[Aim of the exercise]
All the lines below need to be output exactly, apart from any images.

(Collected data entries)
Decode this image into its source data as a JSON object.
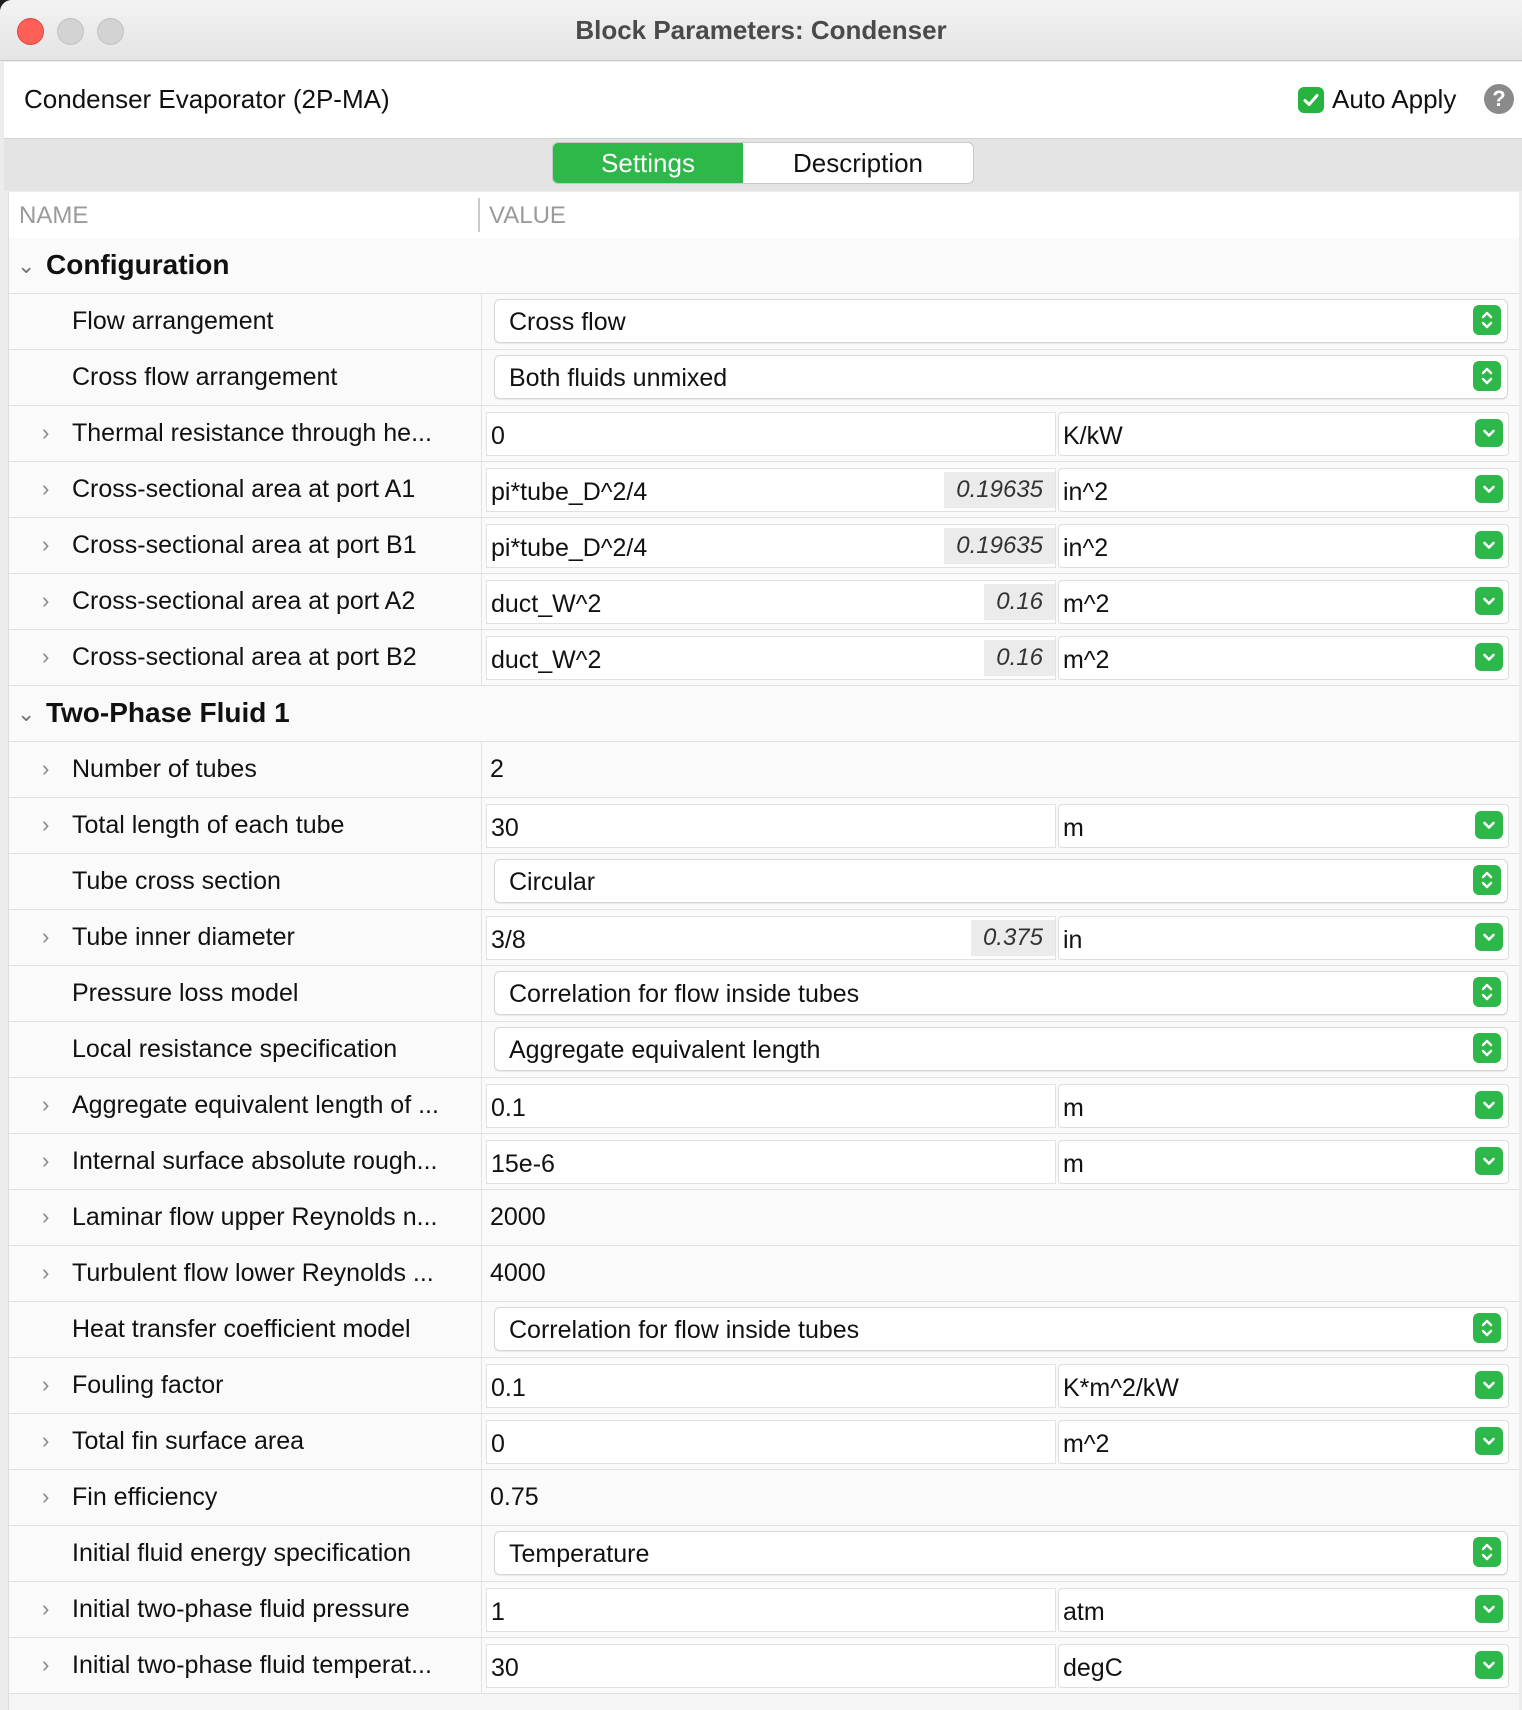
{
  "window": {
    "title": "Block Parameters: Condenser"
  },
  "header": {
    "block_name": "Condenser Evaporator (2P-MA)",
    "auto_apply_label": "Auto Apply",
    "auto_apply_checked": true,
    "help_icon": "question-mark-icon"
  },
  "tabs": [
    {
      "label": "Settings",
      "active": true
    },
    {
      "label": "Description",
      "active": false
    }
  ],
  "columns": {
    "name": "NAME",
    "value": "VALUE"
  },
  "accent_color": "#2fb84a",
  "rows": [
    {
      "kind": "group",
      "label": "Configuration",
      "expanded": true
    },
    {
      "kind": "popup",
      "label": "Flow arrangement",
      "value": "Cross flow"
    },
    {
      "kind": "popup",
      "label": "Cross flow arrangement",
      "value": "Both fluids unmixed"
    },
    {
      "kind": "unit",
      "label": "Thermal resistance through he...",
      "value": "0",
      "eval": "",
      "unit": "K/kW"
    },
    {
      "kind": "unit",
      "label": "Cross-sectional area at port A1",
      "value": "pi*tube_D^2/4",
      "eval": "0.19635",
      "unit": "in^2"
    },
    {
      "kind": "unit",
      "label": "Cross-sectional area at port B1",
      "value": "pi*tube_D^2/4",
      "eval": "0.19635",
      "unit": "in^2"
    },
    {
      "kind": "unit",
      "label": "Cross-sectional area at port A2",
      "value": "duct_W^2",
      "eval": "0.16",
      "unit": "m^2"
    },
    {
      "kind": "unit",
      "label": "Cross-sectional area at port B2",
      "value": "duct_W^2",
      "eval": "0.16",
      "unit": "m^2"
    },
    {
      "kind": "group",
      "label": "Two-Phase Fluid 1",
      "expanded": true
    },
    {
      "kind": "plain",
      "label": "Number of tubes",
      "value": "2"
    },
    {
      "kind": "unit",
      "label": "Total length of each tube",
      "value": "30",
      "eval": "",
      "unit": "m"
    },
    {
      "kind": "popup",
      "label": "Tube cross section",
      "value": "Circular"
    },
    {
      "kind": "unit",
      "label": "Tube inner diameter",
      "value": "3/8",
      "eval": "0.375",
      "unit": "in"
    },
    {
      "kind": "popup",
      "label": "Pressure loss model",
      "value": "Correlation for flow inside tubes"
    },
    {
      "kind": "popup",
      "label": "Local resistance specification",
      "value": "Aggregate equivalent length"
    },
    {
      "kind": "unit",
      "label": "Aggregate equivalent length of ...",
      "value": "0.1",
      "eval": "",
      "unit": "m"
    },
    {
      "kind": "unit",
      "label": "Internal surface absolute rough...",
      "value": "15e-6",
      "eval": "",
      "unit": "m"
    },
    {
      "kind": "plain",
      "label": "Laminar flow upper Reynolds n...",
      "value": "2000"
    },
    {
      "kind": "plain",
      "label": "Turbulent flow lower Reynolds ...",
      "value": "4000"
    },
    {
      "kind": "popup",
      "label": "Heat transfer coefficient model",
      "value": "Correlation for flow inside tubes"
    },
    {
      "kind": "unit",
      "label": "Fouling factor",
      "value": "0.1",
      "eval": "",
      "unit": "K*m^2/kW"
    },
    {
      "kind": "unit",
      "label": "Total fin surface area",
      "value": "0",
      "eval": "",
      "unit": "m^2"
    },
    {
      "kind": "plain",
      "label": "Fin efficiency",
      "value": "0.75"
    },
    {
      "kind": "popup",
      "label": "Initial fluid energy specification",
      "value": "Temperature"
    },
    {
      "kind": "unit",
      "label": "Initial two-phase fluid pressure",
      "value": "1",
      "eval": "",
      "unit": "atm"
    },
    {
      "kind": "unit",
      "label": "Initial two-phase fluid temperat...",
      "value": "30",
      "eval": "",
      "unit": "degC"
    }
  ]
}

[Finished exercise]
Decode this image into its source data as a JSON object.
{
  "window": {
    "title": "Block Parameters: Condenser"
  },
  "header": {
    "block_name": "Condenser Evaporator (2P-MA)",
    "auto_apply_label": "Auto Apply",
    "auto_apply_checked": true,
    "help_icon": "question-mark-icon"
  },
  "tabs": [
    {
      "label": "Settings",
      "active": true
    },
    {
      "label": "Description",
      "active": false
    }
  ],
  "columns": {
    "name": "NAME",
    "value": "VALUE"
  },
  "accent_color": "#2fb84a",
  "rows": [
    {
      "kind": "group",
      "label": "Configuration",
      "expanded": true
    },
    {
      "kind": "popup",
      "label": "Flow arrangement",
      "value": "Cross flow"
    },
    {
      "kind": "popup",
      "label": "Cross flow arrangement",
      "value": "Both fluids unmixed"
    },
    {
      "kind": "unit",
      "label": "Thermal resistance through he...",
      "value": "0",
      "eval": "",
      "unit": "K/kW"
    },
    {
      "kind": "unit",
      "label": "Cross-sectional area at port A1",
      "value": "pi*tube_D^2/4",
      "eval": "0.19635",
      "unit": "in^2"
    },
    {
      "kind": "unit",
      "label": "Cross-sectional area at port B1",
      "value": "pi*tube_D^2/4",
      "eval": "0.19635",
      "unit": "in^2"
    },
    {
      "kind": "unit",
      "label": "Cross-sectional area at port A2",
      "value": "duct_W^2",
      "eval": "0.16",
      "unit": "m^2"
    },
    {
      "kind": "unit",
      "label": "Cross-sectional area at port B2",
      "value": "duct_W^2",
      "eval": "0.16",
      "unit": "m^2"
    },
    {
      "kind": "group",
      "label": "Two-Phase Fluid 1",
      "expanded": true
    },
    {
      "kind": "plain",
      "label": "Number of tubes",
      "value": "2"
    },
    {
      "kind": "unit",
      "label": "Total length of each tube",
      "value": "30",
      "eval": "",
      "unit": "m"
    },
    {
      "kind": "popup",
      "label": "Tube cross section",
      "value": "Circular"
    },
    {
      "kind": "unit",
      "label": "Tube inner diameter",
      "value": "3/8",
      "eval": "0.375",
      "unit": "in"
    },
    {
      "kind": "popup",
      "label": "Pressure loss model",
      "value": "Correlation for flow inside tubes"
    },
    {
      "kind": "popup",
      "label": "Local resistance specification",
      "value": "Aggregate equivalent length"
    },
    {
      "kind": "unit",
      "label": "Aggregate equivalent length of ...",
      "value": "0.1",
      "eval": "",
      "unit": "m"
    },
    {
      "kind": "unit",
      "label": "Internal surface absolute rough...",
      "value": "15e-6",
      "eval": "",
      "unit": "m"
    },
    {
      "kind": "plain",
      "label": "Laminar flow upper Reynolds n...",
      "value": "2000"
    },
    {
      "kind": "plain",
      "label": "Turbulent flow lower Reynolds ...",
      "value": "4000"
    },
    {
      "kind": "popup",
      "label": "Heat transfer coefficient model",
      "value": "Correlation for flow inside tubes"
    },
    {
      "kind": "unit",
      "label": "Fouling factor",
      "value": "0.1",
      "eval": "",
      "unit": "K*m^2/kW"
    },
    {
      "kind": "unit",
      "label": "Total fin surface area",
      "value": "0",
      "eval": "",
      "unit": "m^2"
    },
    {
      "kind": "plain",
      "label": "Fin efficiency",
      "value": "0.75"
    },
    {
      "kind": "popup",
      "label": "Initial fluid energy specification",
      "value": "Temperature"
    },
    {
      "kind": "unit",
      "label": "Initial two-phase fluid pressure",
      "value": "1",
      "eval": "",
      "unit": "atm"
    },
    {
      "kind": "unit",
      "label": "Initial two-phase fluid temperat...",
      "value": "30",
      "eval": "",
      "unit": "degC"
    }
  ]
}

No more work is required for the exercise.